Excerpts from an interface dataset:

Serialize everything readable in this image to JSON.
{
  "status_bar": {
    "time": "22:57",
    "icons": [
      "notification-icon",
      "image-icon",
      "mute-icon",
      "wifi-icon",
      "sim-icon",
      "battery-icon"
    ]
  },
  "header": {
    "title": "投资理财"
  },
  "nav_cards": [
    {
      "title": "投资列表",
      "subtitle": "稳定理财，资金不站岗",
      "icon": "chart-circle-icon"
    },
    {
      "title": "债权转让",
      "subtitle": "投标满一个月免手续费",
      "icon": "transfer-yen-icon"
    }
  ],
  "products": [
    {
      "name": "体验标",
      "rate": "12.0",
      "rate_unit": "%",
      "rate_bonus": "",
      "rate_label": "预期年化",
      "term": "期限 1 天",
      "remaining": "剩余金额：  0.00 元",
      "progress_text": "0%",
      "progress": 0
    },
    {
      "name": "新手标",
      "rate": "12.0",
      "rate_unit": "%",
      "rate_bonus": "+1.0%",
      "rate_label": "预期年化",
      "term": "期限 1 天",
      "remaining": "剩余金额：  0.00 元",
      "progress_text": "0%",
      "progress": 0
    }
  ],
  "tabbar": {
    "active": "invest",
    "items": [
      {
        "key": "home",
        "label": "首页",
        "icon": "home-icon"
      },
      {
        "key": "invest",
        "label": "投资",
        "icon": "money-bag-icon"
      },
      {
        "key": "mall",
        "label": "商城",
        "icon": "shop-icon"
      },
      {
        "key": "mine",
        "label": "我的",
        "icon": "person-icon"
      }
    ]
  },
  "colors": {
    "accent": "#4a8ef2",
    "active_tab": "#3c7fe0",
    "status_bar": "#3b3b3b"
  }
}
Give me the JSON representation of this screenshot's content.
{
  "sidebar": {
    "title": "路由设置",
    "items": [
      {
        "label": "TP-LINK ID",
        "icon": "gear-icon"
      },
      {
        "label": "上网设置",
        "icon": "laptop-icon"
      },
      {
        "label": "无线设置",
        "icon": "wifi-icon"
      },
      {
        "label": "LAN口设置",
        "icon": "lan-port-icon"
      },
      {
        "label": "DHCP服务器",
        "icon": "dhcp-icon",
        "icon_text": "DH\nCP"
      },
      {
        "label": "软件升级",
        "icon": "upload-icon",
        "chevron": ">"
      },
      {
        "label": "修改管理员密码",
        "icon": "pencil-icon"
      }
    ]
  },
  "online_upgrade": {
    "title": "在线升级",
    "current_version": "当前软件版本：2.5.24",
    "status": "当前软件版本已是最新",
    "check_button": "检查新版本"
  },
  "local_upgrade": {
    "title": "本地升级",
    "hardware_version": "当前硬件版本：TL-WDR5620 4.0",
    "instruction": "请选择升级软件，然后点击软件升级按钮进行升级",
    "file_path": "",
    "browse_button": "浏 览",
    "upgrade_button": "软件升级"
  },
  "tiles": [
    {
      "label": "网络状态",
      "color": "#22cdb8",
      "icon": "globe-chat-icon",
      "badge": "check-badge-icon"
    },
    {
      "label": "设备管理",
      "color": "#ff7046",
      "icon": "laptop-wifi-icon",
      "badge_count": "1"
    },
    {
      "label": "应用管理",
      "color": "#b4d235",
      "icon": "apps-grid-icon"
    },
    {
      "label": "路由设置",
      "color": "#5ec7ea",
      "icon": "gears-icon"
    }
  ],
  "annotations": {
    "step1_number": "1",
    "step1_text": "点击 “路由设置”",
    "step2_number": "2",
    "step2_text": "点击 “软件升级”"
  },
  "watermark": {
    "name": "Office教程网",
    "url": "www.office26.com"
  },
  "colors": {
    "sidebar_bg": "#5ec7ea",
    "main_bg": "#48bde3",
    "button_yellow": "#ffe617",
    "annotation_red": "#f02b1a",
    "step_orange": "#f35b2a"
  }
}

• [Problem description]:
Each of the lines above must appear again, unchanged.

• [Worked solution]:
Serialize everything readable in this image to JSON.
{
  "status_bar": {
    "time": "22:57",
    "icons": [
      "notification-icon",
      "image-icon",
      "mute-icon",
      "wifi-icon",
      "sim-icon",
      "battery-icon"
    ]
  },
  "header": {
    "title": "投资理财"
  },
  "nav_cards": [
    {
      "title": "投资列表",
      "subtitle": "稳定理财，资金不站岗",
      "icon": "chart-circle-icon"
    },
    {
      "title": "债权转让",
      "subtitle": "投标满一个月免手续费",
      "icon": "transfer-yen-icon"
    }
  ],
  "products": [
    {
      "name": "体验标",
      "rate": "12.0",
      "rate_unit": "%",
      "rate_bonus": "",
      "rate_label": "预期年化",
      "term": "期限 1 天",
      "remaining": "剩余金额：  0.00 元",
      "progress_text": "0%",
      "progress": 0
    },
    {
      "name": "新手标",
      "rate": "12.0",
      "rate_unit": "%",
      "rate_bonus": "+1.0%",
      "rate_label": "预期年化",
      "term": "期限 1 天",
      "remaining": "剩余金额：  0.00 元",
      "progress_text": "0%",
      "progress": 0
    }
  ],
  "tabbar": {
    "active": "invest",
    "items": [
      {
        "key": "home",
        "label": "首页",
        "icon": "home-icon"
      },
      {
        "key": "invest",
        "label": "投资",
        "icon": "money-bag-icon"
      },
      {
        "key": "mall",
        "label": "商城",
        "icon": "shop-icon"
      },
      {
        "key": "mine",
        "label": "我的",
        "icon": "person-icon"
      }
    ]
  },
  "colors": {
    "accent": "#4a8ef2",
    "active_tab": "#3c7fe0",
    "status_bar": "#3b3b3b"
  }
}
Give me the JSON representation of this screenshot's content.
{
  "sidebar": {
    "title": "路由设置",
    "items": [
      {
        "label": "TP-LINK ID",
        "icon": "gear-icon"
      },
      {
        "label": "上网设置",
        "icon": "laptop-icon"
      },
      {
        "label": "无线设置",
        "icon": "wifi-icon"
      },
      {
        "label": "LAN口设置",
        "icon": "lan-port-icon"
      },
      {
        "label": "DHCP服务器",
        "icon": "dhcp-icon",
        "icon_text": "DH\nCP"
      },
      {
        "label": "软件升级",
        "icon": "upload-icon",
        "chevron": ">"
      },
      {
        "label": "修改管理员密码",
        "icon": "pencil-icon"
      }
    ]
  },
  "online_upgrade": {
    "title": "在线升级",
    "current_version": "当前软件版本：2.5.24",
    "status": "当前软件版本已是最新",
    "check_button": "检查新版本"
  },
  "local_upgrade": {
    "title": "本地升级",
    "hardware_version": "当前硬件版本：TL-WDR5620 4.0",
    "instruction": "请选择升级软件，然后点击软件升级按钮进行升级",
    "file_path": "",
    "browse_button": "浏 览",
    "upgrade_button": "软件升级"
  },
  "tiles": [
    {
      "label": "网络状态",
      "color": "#22cdb8",
      "icon": "globe-chat-icon",
      "badge": "check-badge-icon"
    },
    {
      "label": "设备管理",
      "color": "#ff7046",
      "icon": "laptop-wifi-icon",
      "badge_count": "1"
    },
    {
      "label": "应用管理",
      "color": "#b4d235",
      "icon": "apps-grid-icon"
    },
    {
      "label": "路由设置",
      "color": "#5ec7ea",
      "icon": "gears-icon"
    }
  ],
  "annotations": {
    "step1_number": "1",
    "step1_text": "点击 “路由设置”",
    "step2_number": "2",
    "step2_text": "点击 “软件升级”"
  },
  "watermark": {
    "name": "Office教程网",
    "url": "www.office26.com"
  },
  "colors": {
    "sidebar_bg": "#5ec7ea",
    "main_bg": "#48bde3",
    "button_yellow": "#ffe617",
    "annotation_red": "#f02b1a",
    "step_orange": "#f35b2a"
  }
}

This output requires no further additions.